McCall's Pirate & Vampire Costumes
Who doesn't love pirates or vampires? Or for that matter, vampirates! This makes me think of Halloween and anything that does that is awesome. These are your essential vampire and pirate costumes only kicked up a notch with some exquisite detail and fine construction.
Vests and Shirt
Vests and Shirt
At first I saw the cover of this pattern and thought "uhhhhh...embroidery? I don't have the machinery for that," but my concerns were put to rest when I read that the floral motifs are appliquéd on. In fact I believe this is the second McCall's pattern I've seen that utilizes the lesser known technique of couching. It's a technique I read about in couture fashion books and I've always been looking for the opportunity to give it a try (particularly on the bodice of a 1950's prom dress but we'll get into that another time).

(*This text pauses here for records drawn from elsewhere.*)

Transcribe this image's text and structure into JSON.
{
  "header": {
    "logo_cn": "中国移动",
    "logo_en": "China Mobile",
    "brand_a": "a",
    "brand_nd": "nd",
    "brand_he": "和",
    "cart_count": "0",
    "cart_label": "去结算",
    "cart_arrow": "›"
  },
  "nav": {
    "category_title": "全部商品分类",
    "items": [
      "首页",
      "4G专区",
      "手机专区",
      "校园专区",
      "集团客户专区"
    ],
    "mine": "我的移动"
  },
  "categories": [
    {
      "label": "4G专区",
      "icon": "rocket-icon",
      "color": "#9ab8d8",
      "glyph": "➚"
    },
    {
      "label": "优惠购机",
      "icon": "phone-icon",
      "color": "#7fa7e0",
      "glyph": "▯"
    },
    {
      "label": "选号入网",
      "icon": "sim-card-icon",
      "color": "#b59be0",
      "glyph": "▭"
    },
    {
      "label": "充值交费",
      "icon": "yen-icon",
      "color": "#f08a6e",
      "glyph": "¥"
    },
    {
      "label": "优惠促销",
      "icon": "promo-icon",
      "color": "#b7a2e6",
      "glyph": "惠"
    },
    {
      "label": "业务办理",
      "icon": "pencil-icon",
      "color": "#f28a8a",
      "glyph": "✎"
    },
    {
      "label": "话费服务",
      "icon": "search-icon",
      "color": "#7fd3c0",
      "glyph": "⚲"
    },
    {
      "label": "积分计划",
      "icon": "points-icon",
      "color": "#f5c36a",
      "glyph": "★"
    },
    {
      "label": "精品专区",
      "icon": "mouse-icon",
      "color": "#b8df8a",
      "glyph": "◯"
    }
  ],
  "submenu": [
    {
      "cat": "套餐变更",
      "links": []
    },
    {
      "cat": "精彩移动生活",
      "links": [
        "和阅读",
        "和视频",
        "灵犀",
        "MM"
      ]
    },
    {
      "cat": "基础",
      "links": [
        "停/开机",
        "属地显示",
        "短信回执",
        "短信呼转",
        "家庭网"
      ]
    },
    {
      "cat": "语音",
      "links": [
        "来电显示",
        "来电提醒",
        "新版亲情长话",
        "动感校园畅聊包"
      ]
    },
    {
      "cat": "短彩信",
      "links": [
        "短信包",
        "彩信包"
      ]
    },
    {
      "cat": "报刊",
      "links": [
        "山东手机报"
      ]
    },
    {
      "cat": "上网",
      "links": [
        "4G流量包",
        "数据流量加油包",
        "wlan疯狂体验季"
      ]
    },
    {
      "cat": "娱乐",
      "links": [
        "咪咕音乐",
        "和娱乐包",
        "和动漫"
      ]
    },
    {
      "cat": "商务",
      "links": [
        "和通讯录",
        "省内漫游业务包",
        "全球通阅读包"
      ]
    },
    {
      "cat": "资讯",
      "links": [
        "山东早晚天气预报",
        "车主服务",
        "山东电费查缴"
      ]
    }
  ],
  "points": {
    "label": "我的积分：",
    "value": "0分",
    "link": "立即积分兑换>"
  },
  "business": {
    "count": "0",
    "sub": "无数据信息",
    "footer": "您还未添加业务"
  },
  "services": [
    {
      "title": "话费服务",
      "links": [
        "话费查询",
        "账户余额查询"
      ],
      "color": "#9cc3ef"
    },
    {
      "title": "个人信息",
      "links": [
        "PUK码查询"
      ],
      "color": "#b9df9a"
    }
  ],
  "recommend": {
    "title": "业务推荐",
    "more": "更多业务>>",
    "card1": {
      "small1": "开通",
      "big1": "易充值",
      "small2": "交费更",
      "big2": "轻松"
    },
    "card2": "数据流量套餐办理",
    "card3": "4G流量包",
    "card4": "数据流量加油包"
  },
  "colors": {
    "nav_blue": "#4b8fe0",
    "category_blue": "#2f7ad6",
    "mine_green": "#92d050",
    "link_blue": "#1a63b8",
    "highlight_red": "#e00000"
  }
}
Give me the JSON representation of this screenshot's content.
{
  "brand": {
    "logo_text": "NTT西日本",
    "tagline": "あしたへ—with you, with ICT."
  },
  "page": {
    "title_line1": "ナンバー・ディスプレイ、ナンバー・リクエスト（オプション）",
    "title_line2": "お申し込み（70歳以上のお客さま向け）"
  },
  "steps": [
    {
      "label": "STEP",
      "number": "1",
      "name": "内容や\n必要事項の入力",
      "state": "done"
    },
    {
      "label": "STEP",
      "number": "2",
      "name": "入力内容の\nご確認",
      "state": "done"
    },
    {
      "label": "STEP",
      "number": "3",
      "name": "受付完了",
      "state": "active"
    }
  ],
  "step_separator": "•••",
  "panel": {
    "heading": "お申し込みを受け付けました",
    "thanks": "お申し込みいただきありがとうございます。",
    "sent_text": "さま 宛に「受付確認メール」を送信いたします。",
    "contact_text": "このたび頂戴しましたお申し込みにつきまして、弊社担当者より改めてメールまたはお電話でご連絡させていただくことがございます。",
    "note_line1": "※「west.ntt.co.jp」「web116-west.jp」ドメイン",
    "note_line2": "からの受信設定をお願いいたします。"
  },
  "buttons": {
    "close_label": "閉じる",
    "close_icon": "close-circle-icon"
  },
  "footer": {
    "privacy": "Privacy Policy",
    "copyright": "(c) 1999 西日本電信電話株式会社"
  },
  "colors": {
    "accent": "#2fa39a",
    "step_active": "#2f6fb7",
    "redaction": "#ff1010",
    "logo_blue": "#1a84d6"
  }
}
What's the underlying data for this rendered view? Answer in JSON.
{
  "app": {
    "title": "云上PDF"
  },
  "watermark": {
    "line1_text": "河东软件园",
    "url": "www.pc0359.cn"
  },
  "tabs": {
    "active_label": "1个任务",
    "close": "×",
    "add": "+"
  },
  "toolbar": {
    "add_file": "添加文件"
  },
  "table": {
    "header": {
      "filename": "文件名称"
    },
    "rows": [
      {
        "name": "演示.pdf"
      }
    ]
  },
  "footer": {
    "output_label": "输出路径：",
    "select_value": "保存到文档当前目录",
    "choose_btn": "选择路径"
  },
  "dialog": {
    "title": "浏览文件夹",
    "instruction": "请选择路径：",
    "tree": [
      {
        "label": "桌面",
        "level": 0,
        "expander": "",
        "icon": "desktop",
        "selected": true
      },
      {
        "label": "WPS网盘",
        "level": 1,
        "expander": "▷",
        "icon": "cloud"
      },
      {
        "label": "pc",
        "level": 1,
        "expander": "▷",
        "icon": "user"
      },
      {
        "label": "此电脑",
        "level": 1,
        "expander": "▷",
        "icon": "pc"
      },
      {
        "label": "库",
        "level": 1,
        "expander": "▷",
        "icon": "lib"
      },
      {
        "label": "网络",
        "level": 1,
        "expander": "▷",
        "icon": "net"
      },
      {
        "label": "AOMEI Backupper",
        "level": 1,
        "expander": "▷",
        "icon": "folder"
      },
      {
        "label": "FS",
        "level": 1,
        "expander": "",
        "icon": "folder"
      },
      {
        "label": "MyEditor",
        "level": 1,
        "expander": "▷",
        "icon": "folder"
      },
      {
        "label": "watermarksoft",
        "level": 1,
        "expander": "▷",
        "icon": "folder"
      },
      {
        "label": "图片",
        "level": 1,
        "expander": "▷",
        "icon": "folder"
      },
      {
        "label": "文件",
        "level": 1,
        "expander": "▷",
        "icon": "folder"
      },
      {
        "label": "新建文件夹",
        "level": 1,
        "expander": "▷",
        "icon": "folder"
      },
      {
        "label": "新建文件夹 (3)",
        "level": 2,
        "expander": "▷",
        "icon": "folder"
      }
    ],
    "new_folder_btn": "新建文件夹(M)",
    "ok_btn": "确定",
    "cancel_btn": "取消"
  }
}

There are two different style vests in this pattern, I prefer the longer one although the cropped vest could look quite dapper if paired with men's high waist trousers. The construction is visually appealing and I enjoy the corseting on the back. It also comes with a men's blouse - men don't wear blouses though, do they? lol! Although I feel that the appliqués used in the promo photo are a bit blocky, I'm sure that those who are fortunate enough to own an embroidery machine could come up with some more imaginative and elegant designs. Overall, I like it, I wish it had been out when my husband was interested in going as a vampire. I'm slated to go as vamp for Halloween this year so perhaps we'll do a couples costume.
Pants and Overskirt
My spellcheck just crapped itself when the word "wayfaress" hit the page lol. There's no definition for that in English either so if you're a reader overseas don't fret if it doesn't translate, to wayfare is to journey. Pirate costumes have not been McCall's strong suit. In fact their nicest looking pirate costumes aren't even pirate costumes, they come from the Vault Collection which specializes in historical costumery, and even at that they tend to flop when it comes to adequate construction. This is where you develop a true appreciation for what the Cosplay by McCall's brand is accomplishing, they're taking costume design to a new level. These are higher quality designs. I wish they would carry this level of detail into their regular costume line because Simplicity is still beating the crap out of them, but perhaps it will come in time.
I'm satisfied with this pattern. I believe the blouses you see in the promo photos are from previous Cosplay by McCall's patterns Manikin and Bow & Brine. The pants come in three styles but are all fairly similar; they're all the same length but have varying contrasts or details like ruffles, corseting and piping. I prefer look A but I feel like they should be gathered into some seriously stylized pant cuffs. The overskirt is a nice idea but there are aspects of it that I feel aren't as successful as the pants. The skirt looks a little stiff and frumpy and I believe a lot of that comes from their decision to use faux suede in the skirt material. It looks like it must've slipped around a bunch when assembling the lining because there's this bulk that's present throughout the skirt that can only be the result of poor fabric choice.
The celitc braid design is really cool looking and I'd appreciate it on a sturdier velvet fabric. I think the biggest drawback to this skirt is the overall design. In the front as it approaches the waist yoke the skirt veers outward causing the flaps to point toward the crotch, which is distracting to say the least lol. More importantly though, the waist yoke looks sloppy, even when belted. I know that the idea here is to create the impression of being over-sized. Historically, pirates would steal articles of clothing from the wealthy because fine fabrics were highly desirable, but the clothing seldom fit. Picture the garments of a fat well fed aristocrat on the emaciated weather worn form of a pirate and you can understand what I mean. This is why so many depictions of pirates show them in frumpy awkwardly fitting outfits. It's really encouraging to see a designer take that history into consideration, however, in this particular instance it is not well executed and appears as though the garment is just poorly sewn and not intentionally over-sized. I would encourage anyone picking up this pattern to redraft the waist yoke and cut the flaps on an outward angle.
I'm very pleased to see McCall's exploring classic costume designs. Their competitors have a much broader catalog to choose from and it would be nice to see McCall's offering designs of a comparable quality and selection in the future.
What are your thoughts?